That’s entirely within their constitutional power.

NEIL MITCHELL:

So if they get through, they stand?

PRIME MINISTER:

Sure. They can change, each of those states has got the ability to change its criminal law, yeah.

NEIL MITCHELL:

Retail sales, the biggest two month decline in 7 years. Why are people not spending in your view?

PRIME MINISTER:

I think it is a number of factors. I think low wages growth is one, there’s not been enough, while we’re seeing strong growth in employment, we’re yet to see stronger growth in wages. So people feel as though they’re not getting ahead.

That’s why economic growth is so important. Everything we’re doing is encouraging companies to invest and grow. We’re seeing signs of that, early signs of that particularly with the jobs figures but we need to see more, you know, more stronger growth in wages.

I think higher electricity prices is clearly a factor. In Victoria they’ve gone up 11 per cent, that’s-

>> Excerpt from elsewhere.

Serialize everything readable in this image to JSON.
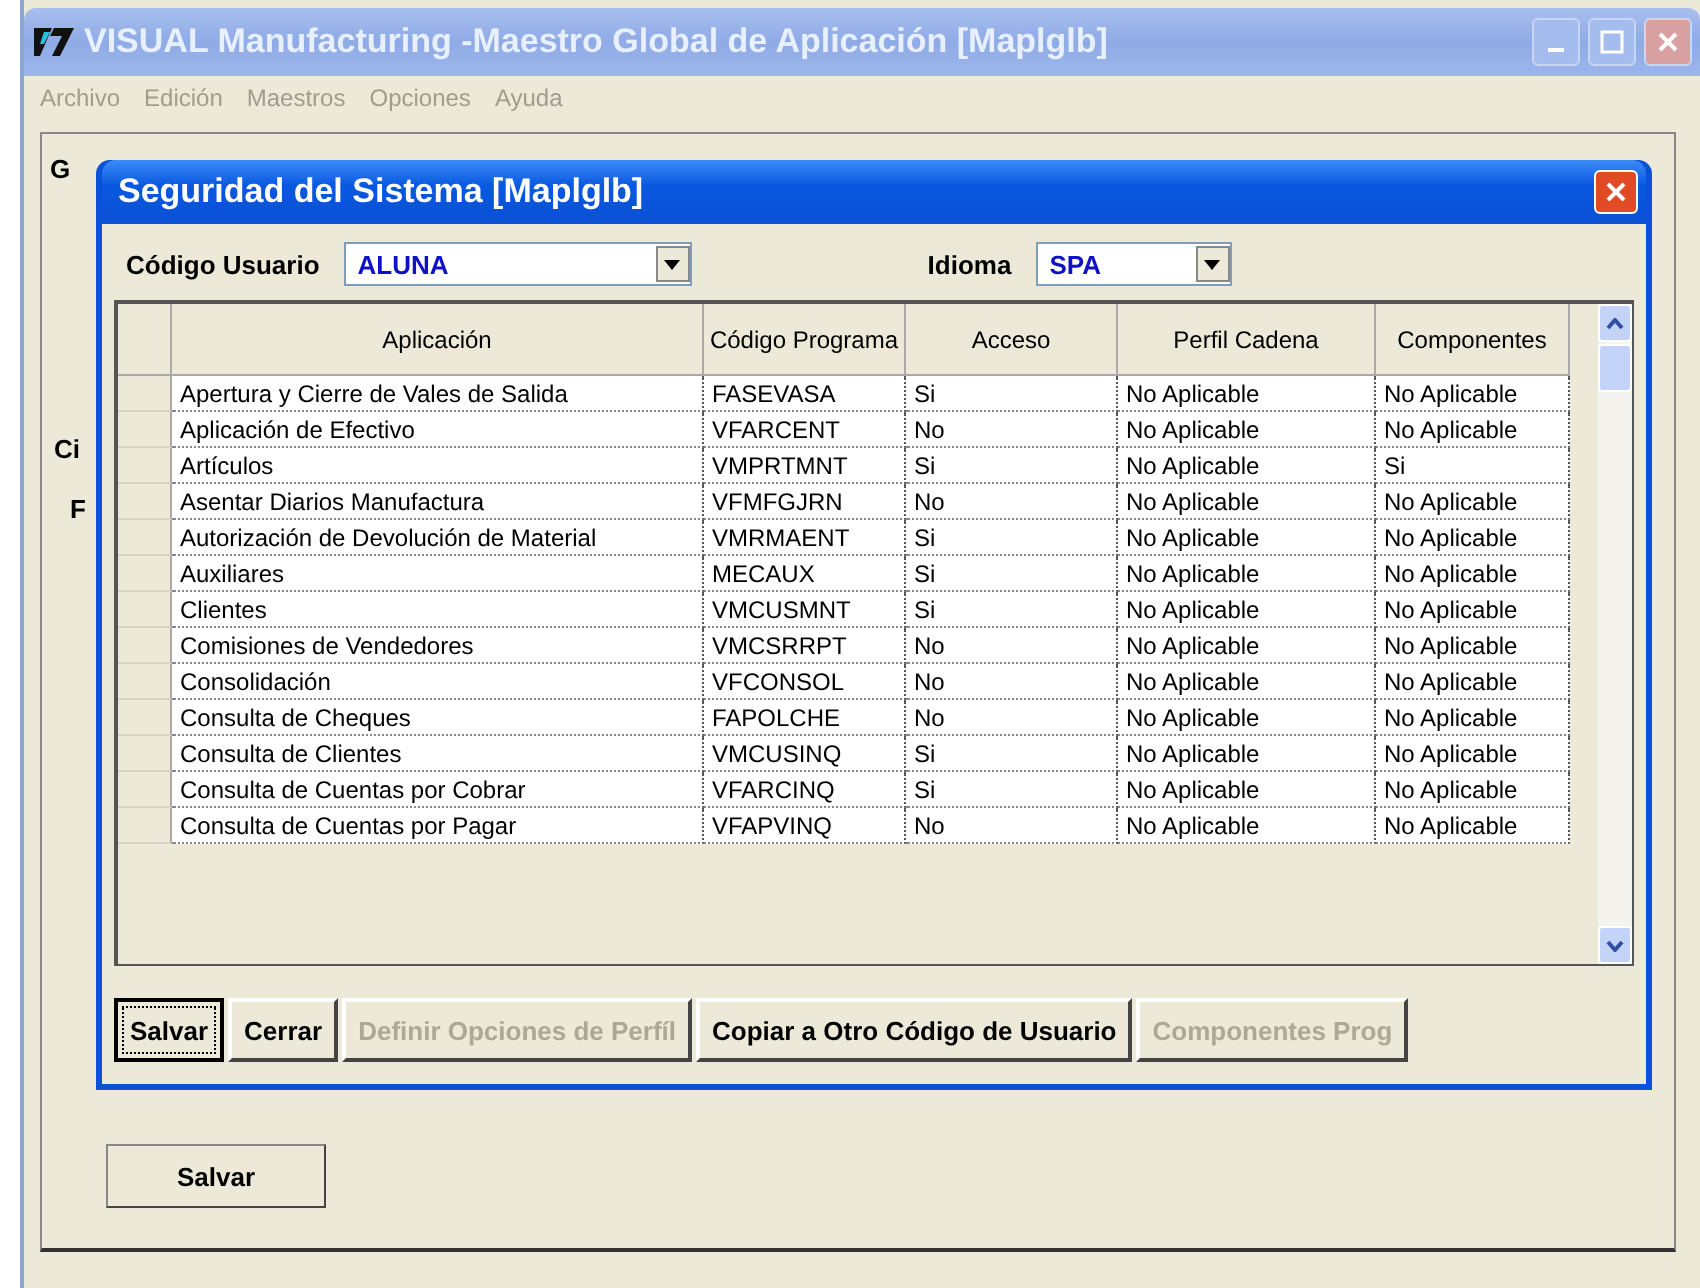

NEIL MITCHELL:

When do you think we’ll get a wage catch-up?

PRIME MINISTER:

It will come, as you get stronger economic growth, the labour market gets tighter. Again, it is supply and demand. Phil Lowe the Governor of the Reserve Bank was making this point just the other day-

NEIL MITCHELL:

Richard has called off air and this is of great interest to me - we’ve been following the march of Brendan Nottle, Major Brendan Nottle, solo from here to Canberra. I hear he swam across the Murray the other day. I know he was hoping to meet you, will that happen?

PRIME MINISTER:

Yeah, we’ve got a meeting with him on the 18th of October in Canberra, looking forward to it.

NEIL MITCHELL:

Good, yeah he’s a good man, it’s all about homelessness.

PRIME MINISTER:

Yep, it is a very big priority for us and for all of us.

Lucy and I have been strong supporters of the Salvos for many years. The work they do is fantastic and I’m looking forward to seeing Major Nottle.

NEIL MITCHELL:

Yeah, I’d just put aside three or four hours with Brendan. He can talk.

[LAUGHTER]

PRIME MINISTER:

Can he? Well, that’s good. Well, we’re both good listeners so that’s good.

NEIL MITCHELL:

Finally, Arthur Sinodinos has announced that he’s battling cancer. I did send him a text some time ago and he responded. How is he?

PRIME MINISTER:

Look, he’s going well. He’s obviously got some tough treatment ahead of him. But he has a very good prognosis. He is a wonderful colleague, a great Cabinet Minister, a great public servant – a servant of the people throughout all his life and I’m very confident that he will be fit and well and back on deck very soon. 

NEIL MITCHELL:

Thank you for your time. Do you reckon you’ve ever pinched one of Julie Bishop’s ideas?

PRIME MINISTER:

Well, she’s got wonderful ideas and I don’t know about pinching them but I’d always acknowledge them.

Every time you see Julie on the world stage, I think Australians feel even prouder. A great ambassador for our nation.

NEIL MITCHELL:

Thank you for your time.

PRIME MINISTER:

Thanks Neil.

[ENDS]